Seemingly “little” decisions that a manager and a leader makes often have life changing implications that ultimately alter the course of entire families, far beyond the business impact that it makes. For example, let’s look at the case of John (not his real name). When I nominated and supported him to lead a global project years ago, little did I know the impact on his life that it would make. The role relocated him from Manila to San Francisco, where he was able to demonstrate how great he was to an entirely different set of people. More importantly, the relocation offered changes (for better or worse) in so many other aspects of his life — a new partner from a different culture, a new dog, new friends, and many other new experiences. Basically, a whole new lifestyle.

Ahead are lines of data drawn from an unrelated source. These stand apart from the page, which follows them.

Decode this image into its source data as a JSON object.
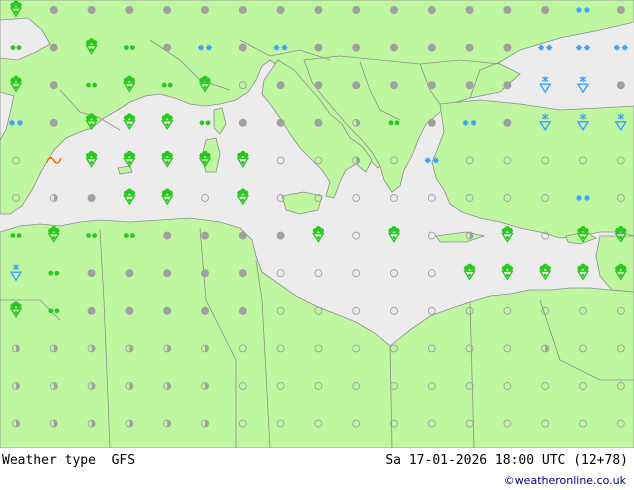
{
  "colors": {
    "land": "#bff7a0",
    "sea": "#ececec",
    "border": "#8c8c8c",
    "coast": "#8c8c8c",
    "rain": "#28c81e",
    "snow": "#3aa0ff",
    "dot": "#a0a0a0",
    "ring": "#a0a0a0",
    "fog": "#ff6a00"
  },
  "footer": {
    "title": "Weather type  GFS",
    "datetime": "Sa 17-01-2026 18:00 UTC (12+78)",
    "credit": "©weatheronline.co.uk"
  },
  "legend_symbols": {
    "dot": "overcast-dot-icon",
    "ring": "clear-ring-icon",
    "half": "partly-cloudy-icon",
    "rain": "rain-shower-icon",
    "drizzle": "drizzle-icon",
    "snow": "snow-icon",
    "snowshower": "snow-shower-icon",
    "fog": "fog-icon"
  },
  "grid": {
    "cols": 17,
    "rows": 12,
    "symbols": [
      "rain dot dot dot dot dot dot dot dot dot dot dot dot dot dot snow dot",
      "drizzle dot rain drizzle dot snow dot snow dot dot dot dot dot dot snow snow snow",
      "rain dot drizzle rain drizzle rain ring dot dot dot dot dot dot dot snowshower snowshower dot",
      "snow dot rain rain rain drizzle dot dot dot half drizzle dot snow dot snowshower snowshower snowshower",
      "ring fog rain rain rain rain rain ring ring half ring snow ring ring ring ring ring",
      "ring half dot rain rain ring rain ring ring ring ring ring ring ring ring snow ring",
      "drizzle rain drizzle drizzle dot dot dot dot rain ring rain ring half rain ring rain rain",
      "snowshower drizzle dot dot dot dot dot ring ring ring ring ring rain rain rain rain rain",
      "rain drizzle dot dot dot dot dot ring ring ring ring ring ring ring ring ring ring",
      "half half half half half half ring ring ring ring ring ring ring ring half ring ring",
      "half half half half half half ring ring ring ring ring ring ring ring ring ring ring",
      "half half half half half half ring ring ring ring ring ring ring ring ring ring ring"
    ]
  }
}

For myself, the extra time and effort that Mike Brown spent convincing me to join Uber vs a fast food firm changed the course of my life and that of my family. I do not know where I would be today otherwise, and I am forever grateful. Over the years, I have reflected on the impact of decisions and actions I make as a leader on the lives of others. Supporting someone who has a whole family for a relocation could mean that the person’s kids will have different childhoods in new schools and cultures. Or it could mean offering the chance for that person to try a new function that could lead to a career shift. On the flip side, being a bad manager which causes a person to leave means that I robbed that person of the great things that our firm may have to offer.
If you have the privilege of being a manager and a leader to a group of people, embrace the awesome responsibilities that are bestowed upon you. The role goes beyond any training on how to conduct 1on1s, how to provide feedback, or how to set goals. Look beyond purely the business impact and focus on the overall impact that it would have on the team member’s personal and professional life.
It’s an awesome, yet scary, set of responsibilities.